July 12, 2015: South Korea says North Korea has officially confirmed the purging of its defense chief two months after Seoul’s spy service said he had been executed for disloyalty to leader Kim Jong Un.
South Korea’s National Intelligence Service told lawmakers in May that People’s Armed Forces Minister Hyon Yong Chol was killed by anti-aircraft gunfire for talking back to Kim, complaining about his policies and sleeping during a meeting.
The North’s state media has since not mentioned Hyon or his disappearance. But over the weekend, the country’s official Korean Central News Agency named army general Pak Yong Sik as the armed forces minister in a dispatch about a meeting with a Lao military delegation.
The defense minister position is believed to be the second or third most influential military position next to the post of director of the General Political Bureau of the Korean People’s Army, now assumed by Hwang Pyong-so.
Promoted to major general in the army in 1999, Pak Yong Sik climbed up the military ladder quickly to become a four-star general in May and a vice director at the General Political Bureau in April.
South Korean Unification Ministry spokesman Jeong Joon-Hee said Monday (July 12) that this confirms Hyon’s replacement and purging.
Friday, July 10, 2015
South Korea is already among countries with no death penalty in practice, with last execution in 1997
On July 6, a former death row inmate brought a bill before parliament that would abolish the death penalty and replace it with life in prison. The bill was submitted to the National Assembly by Yu In-tae, a lawmaker with the New Politics Alliance for Democracy (NPAD) who was sentenced to death during the National Democratic Youth Students’ Alliance incident under the Yushin constitution. Yu had previously submitted the bill to the 17th National Assembly.
“More than 17 years have passed since the last person was executed in South Korea on Dec. 30, 1997, and it is already classified as a country that has abolished the death penalty in practice. Doing away with the death penalty is also a global trend,” Yu said during a press conference on Monday to explain why he had submitted the bill.
Yu argued forcefully for the need to get rid of capital punishment. “As of Dec. 31, 2014, 140 of the 198 countries around the world have abolished the death penalty in law or practice, while only 58 countries have retained it. South Korea is the home of the UN secretary general, and it needs to uphold its duties as a member of the international community.”
The bill submitted by Yu would replace death penalty described in the criminal code, the military criminal code, the Criminal Procedure Act, and the National Security Law with a sentence of life imprisonment that could not be pardoned or commuted. The bill received bipartisan support, co-sponsored by 42 lawmakers from the ruling Saenuri Party (NFP), 124 from the NPAD, and 5 from the Justice Party – 171 altogether – who agree with its intent.

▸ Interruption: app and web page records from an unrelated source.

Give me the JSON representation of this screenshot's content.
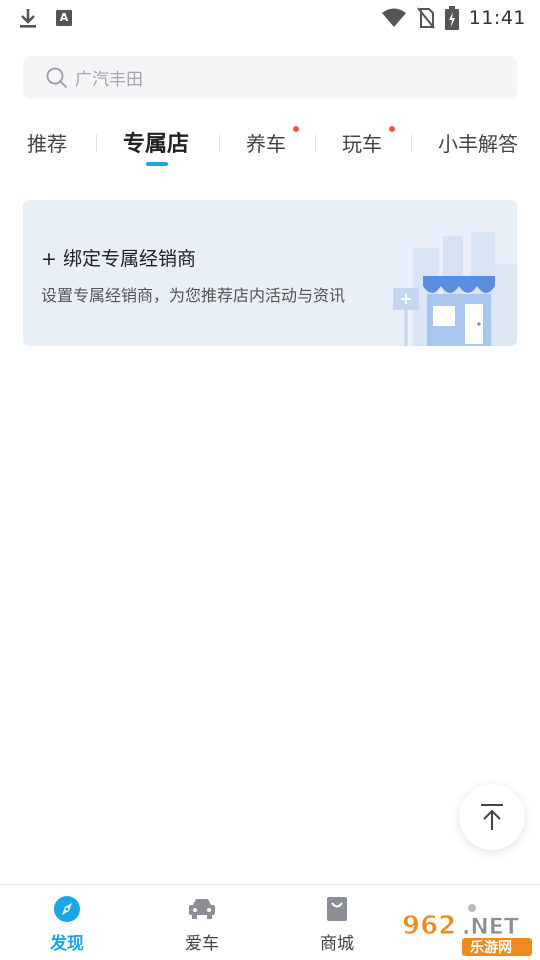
{
  "status_bar": {
    "time": "11:41",
    "left_icons": [
      "download-icon",
      "keyboard-a-icon"
    ],
    "right_icons": [
      "wifi-icon",
      "no-sim-icon",
      "battery-charging-icon"
    ]
  },
  "search": {
    "placeholder": "广汽丰田"
  },
  "tabs": [
    {
      "label": "推荐",
      "active": false,
      "has_dot": false
    },
    {
      "label": "专属店",
      "active": true,
      "has_dot": false
    },
    {
      "label": "养车",
      "active": false,
      "has_dot": true
    },
    {
      "label": "玩车",
      "active": false,
      "has_dot": true
    },
    {
      "label": "小丰解答",
      "active": false,
      "has_dot": false
    }
  ],
  "dealer_card": {
    "title": "+ 绑定专属经销商",
    "subtitle": "设置专属经销商，为您推荐店内活动与资讯",
    "illustration": "storefront-illustration"
  },
  "back_to_top": {
    "icon": "arrow-up-icon"
  },
  "bottom_nav": [
    {
      "label": "发现",
      "icon": "compass-icon",
      "active": true
    },
    {
      "label": "爱车",
      "icon": "car-icon",
      "active": false
    },
    {
      "label": "商城",
      "icon": "shopping-bag-icon",
      "active": false
    }
  ],
  "watermark": {
    "text_top": "962.NET",
    "text_bottom": "乐游网"
  },
  "colors": {
    "accent": "#1aa7e6",
    "dot": "#ea5a3c",
    "card_bg": "#e8eff8",
    "search_bg": "#f4f5f7"
  }
}
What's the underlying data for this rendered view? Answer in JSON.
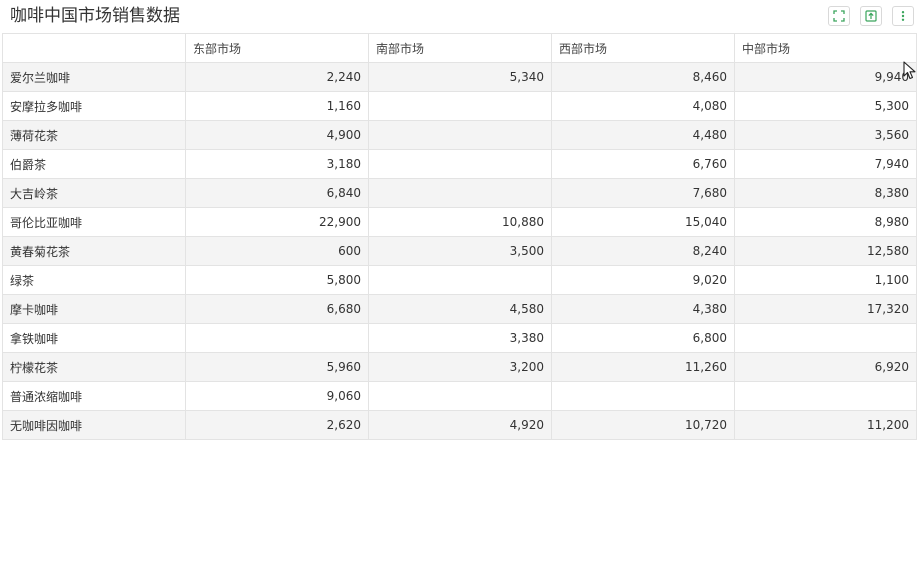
{
  "title": "咖啡中国市场销售数据",
  "toolbar": {
    "icons": [
      "fullscreen-icon",
      "export-icon",
      "more-vertical-icon"
    ],
    "accent": "#3aa55c"
  },
  "table": {
    "columns": [
      "",
      "东部市场",
      "南部市场",
      "西部市场",
      "中部市场"
    ],
    "rows": [
      [
        "爱尔兰咖啡",
        "2,240",
        "5,340",
        "8,460",
        "9,940"
      ],
      [
        "安摩拉多咖啡",
        "1,160",
        "",
        "4,080",
        "5,300"
      ],
      [
        "薄荷花茶",
        "4,900",
        "",
        "4,480",
        "3,560"
      ],
      [
        "伯爵茶",
        "3,180",
        "",
        "6,760",
        "7,940"
      ],
      [
        "大吉岭茶",
        "6,840",
        "",
        "7,680",
        "8,380"
      ],
      [
        "哥伦比亚咖啡",
        "22,900",
        "10,880",
        "15,040",
        "8,980"
      ],
      [
        "黄春菊花茶",
        "600",
        "3,500",
        "8,240",
        "12,580"
      ],
      [
        "绿茶",
        "5,800",
        "",
        "9,020",
        "1,100"
      ],
      [
        "摩卡咖啡",
        "6,680",
        "4,580",
        "4,380",
        "17,320"
      ],
      [
        "拿铁咖啡",
        "",
        "3,380",
        "6,800",
        ""
      ],
      [
        "柠檬花茶",
        "5,960",
        "3,200",
        "11,260",
        "6,920"
      ],
      [
        "普通浓缩咖啡",
        "9,060",
        "",
        "",
        ""
      ],
      [
        "无咖啡因咖啡",
        "2,620",
        "4,920",
        "10,720",
        "11,200"
      ]
    ]
  }
}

38 years after being sentenced to death during the rule of former president Park Chung-hee (1961-79), Yu was exonerated in a retrial in Feb. 2012. Yu’s personal experience has driven him to keep working to abolish the death penalty, and this is the 2nd time he has brought the bill to the National Assembly, following his previous attempt during the 17th Assembly.
This is the 7th time that the bill to abolish the death penalty has been submitted to the National Assembly. Each of the previous 6 times – beginning with the 15th Assembly – the bill has run into controversy and been summarily discarded.
Source: The Hankyoreh, Lee Seung-joon, July 7, 2015
october 22, 2012 http://english.donga.com
|“I will burn myself to death in front of the court if the killer of a woman on the Jeju Olle Trail is also sentenced to life in prison as (convicted rapist and murderer) Oh Won-chun was.”